Chapter 1 (Twilight)
In the City of Terron, twilight was the changing of the guard. It was the exchange of one way of life for another.
Slaves and servants laid out the tables of their masters while their stomachs remained empty. Shop keepers tied up their stores and cast a prayer of protection against thieves. Merchants wandered home from their money tables, thanking the stars for heavy purses or throwing curses at dark spirits for having poisoned the water. The dust that clung to one clung to the other, except for the nobles. They alone were untouched by the dry earth. Theirs was a life of wine, figs, fresh bread and mutton. They lived above their fellow creatures in every way.
Most of this was lost on the night owls of Terron, and while desert owls did come out of their haunts to hunt mice with the feral cats, another sort of night owl stirred. Twilight belonged to the homeless, the abandoned, the unwanted, and the hidden.
When the light of an expired day was nearly gone, the streets at first seemed still. There was a peaceful calm after the bustling ceased. The smell of coal fires from the evening meal slowly cleared from the air. Lanterns burned brightly inside of most homes, but little of their light escaped into the streets. By the glow of the moon and stars, the rust-colored dwellings and their sun-washed canvas eaves slowly blended with the green brush and spotty trees to make a land awash in shadow. And this was when the shadows came to life.

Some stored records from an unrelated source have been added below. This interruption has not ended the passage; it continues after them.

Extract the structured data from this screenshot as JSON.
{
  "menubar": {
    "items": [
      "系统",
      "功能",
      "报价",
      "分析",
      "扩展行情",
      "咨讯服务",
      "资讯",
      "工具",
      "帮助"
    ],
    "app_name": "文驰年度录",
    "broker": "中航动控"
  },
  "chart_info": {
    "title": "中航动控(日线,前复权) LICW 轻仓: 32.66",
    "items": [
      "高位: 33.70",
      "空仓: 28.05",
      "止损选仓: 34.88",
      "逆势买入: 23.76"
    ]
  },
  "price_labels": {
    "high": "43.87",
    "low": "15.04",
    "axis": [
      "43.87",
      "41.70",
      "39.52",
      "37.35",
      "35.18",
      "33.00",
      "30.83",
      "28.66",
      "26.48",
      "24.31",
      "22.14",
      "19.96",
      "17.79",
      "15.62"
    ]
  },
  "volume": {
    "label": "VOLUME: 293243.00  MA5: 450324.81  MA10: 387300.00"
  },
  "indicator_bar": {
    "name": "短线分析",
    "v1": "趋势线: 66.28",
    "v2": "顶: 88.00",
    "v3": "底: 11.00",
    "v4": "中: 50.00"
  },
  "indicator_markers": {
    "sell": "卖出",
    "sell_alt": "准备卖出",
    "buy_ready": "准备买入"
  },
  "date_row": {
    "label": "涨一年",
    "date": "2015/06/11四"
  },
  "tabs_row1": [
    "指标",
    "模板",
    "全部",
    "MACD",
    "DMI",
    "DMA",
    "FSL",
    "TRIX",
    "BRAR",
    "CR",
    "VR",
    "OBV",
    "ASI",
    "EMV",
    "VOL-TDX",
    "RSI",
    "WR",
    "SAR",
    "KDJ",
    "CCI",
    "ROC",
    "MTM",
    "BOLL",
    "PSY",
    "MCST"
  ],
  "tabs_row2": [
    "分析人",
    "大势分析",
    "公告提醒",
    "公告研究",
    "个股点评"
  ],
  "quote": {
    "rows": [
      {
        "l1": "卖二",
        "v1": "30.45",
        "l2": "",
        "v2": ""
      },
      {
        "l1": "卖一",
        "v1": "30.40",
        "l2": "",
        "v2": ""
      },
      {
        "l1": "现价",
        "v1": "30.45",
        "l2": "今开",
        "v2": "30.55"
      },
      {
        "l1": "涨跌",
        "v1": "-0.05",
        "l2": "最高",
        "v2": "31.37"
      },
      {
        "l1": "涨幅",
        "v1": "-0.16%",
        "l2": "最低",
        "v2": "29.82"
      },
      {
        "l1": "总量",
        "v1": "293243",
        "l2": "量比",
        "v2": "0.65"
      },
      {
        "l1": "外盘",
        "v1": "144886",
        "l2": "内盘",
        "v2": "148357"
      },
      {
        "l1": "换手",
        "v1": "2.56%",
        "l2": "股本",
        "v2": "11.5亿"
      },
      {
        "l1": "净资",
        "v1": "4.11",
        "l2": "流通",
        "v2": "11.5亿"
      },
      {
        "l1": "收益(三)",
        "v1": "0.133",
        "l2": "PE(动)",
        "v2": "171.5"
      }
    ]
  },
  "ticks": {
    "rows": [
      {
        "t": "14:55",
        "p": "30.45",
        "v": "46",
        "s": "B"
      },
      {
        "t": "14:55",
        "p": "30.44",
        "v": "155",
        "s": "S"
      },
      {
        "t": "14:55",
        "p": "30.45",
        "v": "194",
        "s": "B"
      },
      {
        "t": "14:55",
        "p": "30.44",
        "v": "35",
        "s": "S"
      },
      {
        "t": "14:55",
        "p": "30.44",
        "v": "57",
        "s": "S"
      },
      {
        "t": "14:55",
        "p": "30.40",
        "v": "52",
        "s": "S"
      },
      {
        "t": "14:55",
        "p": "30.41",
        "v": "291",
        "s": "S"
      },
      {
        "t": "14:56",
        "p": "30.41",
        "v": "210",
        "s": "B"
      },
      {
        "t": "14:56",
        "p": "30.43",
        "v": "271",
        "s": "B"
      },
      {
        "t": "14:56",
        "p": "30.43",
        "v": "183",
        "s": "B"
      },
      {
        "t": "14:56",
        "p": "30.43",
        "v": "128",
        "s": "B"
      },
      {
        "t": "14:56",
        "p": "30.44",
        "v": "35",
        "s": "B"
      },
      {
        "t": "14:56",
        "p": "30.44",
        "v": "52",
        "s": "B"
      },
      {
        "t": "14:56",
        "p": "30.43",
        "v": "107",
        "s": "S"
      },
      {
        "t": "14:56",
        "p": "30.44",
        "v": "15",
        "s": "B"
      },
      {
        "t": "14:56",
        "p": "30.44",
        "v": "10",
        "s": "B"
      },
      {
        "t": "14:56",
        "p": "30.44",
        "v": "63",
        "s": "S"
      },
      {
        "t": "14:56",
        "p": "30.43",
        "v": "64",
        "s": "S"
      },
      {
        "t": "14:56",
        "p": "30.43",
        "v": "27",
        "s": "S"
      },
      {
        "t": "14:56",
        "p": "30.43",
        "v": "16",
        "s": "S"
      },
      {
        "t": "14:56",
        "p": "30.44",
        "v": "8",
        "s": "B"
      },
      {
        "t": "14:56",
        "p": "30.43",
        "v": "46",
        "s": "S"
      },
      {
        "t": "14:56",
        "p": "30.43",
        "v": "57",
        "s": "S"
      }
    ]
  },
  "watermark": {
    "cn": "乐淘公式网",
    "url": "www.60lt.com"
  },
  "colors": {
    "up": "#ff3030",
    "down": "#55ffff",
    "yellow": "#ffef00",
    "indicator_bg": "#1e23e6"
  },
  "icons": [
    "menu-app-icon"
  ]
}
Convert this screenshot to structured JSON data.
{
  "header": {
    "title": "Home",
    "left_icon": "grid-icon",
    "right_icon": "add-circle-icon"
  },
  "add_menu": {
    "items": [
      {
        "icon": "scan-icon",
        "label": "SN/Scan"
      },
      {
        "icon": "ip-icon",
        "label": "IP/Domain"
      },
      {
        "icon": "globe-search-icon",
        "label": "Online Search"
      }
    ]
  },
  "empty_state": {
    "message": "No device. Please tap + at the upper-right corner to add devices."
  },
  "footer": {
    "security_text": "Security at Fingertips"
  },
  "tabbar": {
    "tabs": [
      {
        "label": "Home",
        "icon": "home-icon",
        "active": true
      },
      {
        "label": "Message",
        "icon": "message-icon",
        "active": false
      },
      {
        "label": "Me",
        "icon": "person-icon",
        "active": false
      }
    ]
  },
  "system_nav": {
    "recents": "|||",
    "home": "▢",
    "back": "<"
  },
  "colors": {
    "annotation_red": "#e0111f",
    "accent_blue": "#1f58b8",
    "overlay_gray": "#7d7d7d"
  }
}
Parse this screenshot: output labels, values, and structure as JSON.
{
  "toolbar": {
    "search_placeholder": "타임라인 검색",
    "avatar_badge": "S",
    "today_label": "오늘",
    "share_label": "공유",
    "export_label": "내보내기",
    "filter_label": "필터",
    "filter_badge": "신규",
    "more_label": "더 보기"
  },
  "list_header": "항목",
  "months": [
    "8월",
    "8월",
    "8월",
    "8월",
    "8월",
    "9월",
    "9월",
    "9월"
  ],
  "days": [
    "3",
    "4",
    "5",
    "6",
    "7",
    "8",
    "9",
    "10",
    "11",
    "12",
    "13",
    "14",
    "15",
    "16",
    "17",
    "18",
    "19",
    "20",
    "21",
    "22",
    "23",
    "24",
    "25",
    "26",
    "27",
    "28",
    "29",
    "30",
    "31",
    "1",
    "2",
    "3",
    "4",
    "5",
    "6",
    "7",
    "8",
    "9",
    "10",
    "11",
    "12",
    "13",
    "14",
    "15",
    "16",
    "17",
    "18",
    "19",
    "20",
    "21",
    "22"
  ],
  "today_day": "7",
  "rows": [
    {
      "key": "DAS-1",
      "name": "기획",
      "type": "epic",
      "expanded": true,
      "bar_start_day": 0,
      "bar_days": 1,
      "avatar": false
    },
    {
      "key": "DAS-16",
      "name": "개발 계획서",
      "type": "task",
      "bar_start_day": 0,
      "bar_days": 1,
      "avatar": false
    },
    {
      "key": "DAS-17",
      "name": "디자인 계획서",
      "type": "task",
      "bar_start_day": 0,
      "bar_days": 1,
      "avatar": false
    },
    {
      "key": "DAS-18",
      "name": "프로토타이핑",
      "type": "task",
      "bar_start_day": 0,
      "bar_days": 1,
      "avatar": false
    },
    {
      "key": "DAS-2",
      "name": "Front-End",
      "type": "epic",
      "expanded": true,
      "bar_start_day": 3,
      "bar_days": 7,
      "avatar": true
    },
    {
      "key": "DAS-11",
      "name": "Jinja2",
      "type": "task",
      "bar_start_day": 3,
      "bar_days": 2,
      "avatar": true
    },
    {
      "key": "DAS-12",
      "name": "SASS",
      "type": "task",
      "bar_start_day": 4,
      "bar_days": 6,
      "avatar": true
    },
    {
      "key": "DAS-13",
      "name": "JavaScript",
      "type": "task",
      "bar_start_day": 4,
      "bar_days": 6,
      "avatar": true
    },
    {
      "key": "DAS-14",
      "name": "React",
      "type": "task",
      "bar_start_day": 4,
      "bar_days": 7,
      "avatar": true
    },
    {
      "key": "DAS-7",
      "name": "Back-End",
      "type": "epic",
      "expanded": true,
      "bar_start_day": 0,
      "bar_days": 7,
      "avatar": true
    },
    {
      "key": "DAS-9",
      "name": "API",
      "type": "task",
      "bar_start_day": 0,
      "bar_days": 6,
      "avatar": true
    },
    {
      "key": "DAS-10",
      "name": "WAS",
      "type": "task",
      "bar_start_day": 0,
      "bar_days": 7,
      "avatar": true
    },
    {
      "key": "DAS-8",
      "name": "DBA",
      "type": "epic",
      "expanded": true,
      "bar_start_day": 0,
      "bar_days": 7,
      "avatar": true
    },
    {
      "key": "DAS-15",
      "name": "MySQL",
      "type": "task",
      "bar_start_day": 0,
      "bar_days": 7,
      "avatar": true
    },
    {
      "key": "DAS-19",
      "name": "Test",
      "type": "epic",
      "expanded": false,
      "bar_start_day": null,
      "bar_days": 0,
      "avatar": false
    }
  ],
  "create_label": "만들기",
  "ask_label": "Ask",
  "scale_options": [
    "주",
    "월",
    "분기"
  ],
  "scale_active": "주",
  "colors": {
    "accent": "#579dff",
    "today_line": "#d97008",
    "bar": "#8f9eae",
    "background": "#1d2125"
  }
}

Slipping down the trunk of a thirty foot boba tree, a sly figure controlled its descent with practiced ease. Calloused, bare feet and dirty hands gripped the ribbed bark like a lizard. Wide eyes peered into the street below through strands of greasy, brown hair. Falling the last six feet, a boy in tattered clothes alighted in the dust.
With the boldness of one who owned that tree, he leaned against it and looked up and down the street quietly. After a few seconds, he gave a low-toned whistle, and continued to watch.
Several homes further down, a stray dog left his own haunt and drifted up the street. A sheep dog mutt that clearly no longer kept sheep, it wagged its tail lazily, holding its head high to sniff the air.
“Where you been, Scratch?” the boy asked, unafraid of whether he might be overheard.
When the stray got closer it sauntered up to the boy with its ears held down a bit.
“No, don’t you worry about me,” the boy said. “I’m your very best friend, remember?” Lowering to a crouch, the boy held Scratch’s face with both hands and rubbed it all over, carefully avoiding his left ear, which was half-missing and always a sore subject.
“You still hurtin?” the boy asked, talking as if the conversation might become two-way at any moment. He reached out and gently felt one of the dog’s back paws. The pads were even drier than the boy’s hands. Rubbing his fingers together just to make sure, the boy nodded in approval. “You ain’t bleedin’ no more, so where were you?”
Scratch sat down at this question and cocked his head sideways, as if to reverse the accusation.
The boy stood up and put his hands on his waist. “I was where I always was, you know that.” Scanning the street, he smirked. “Don’t worry, boy. You just stick with Joby and he’ll keep you covered. C’mon, I’m starvin’.”
From Part 1 of the The Shadow Tribe, "The Boy with the Scar." Only $.99 in Kindle.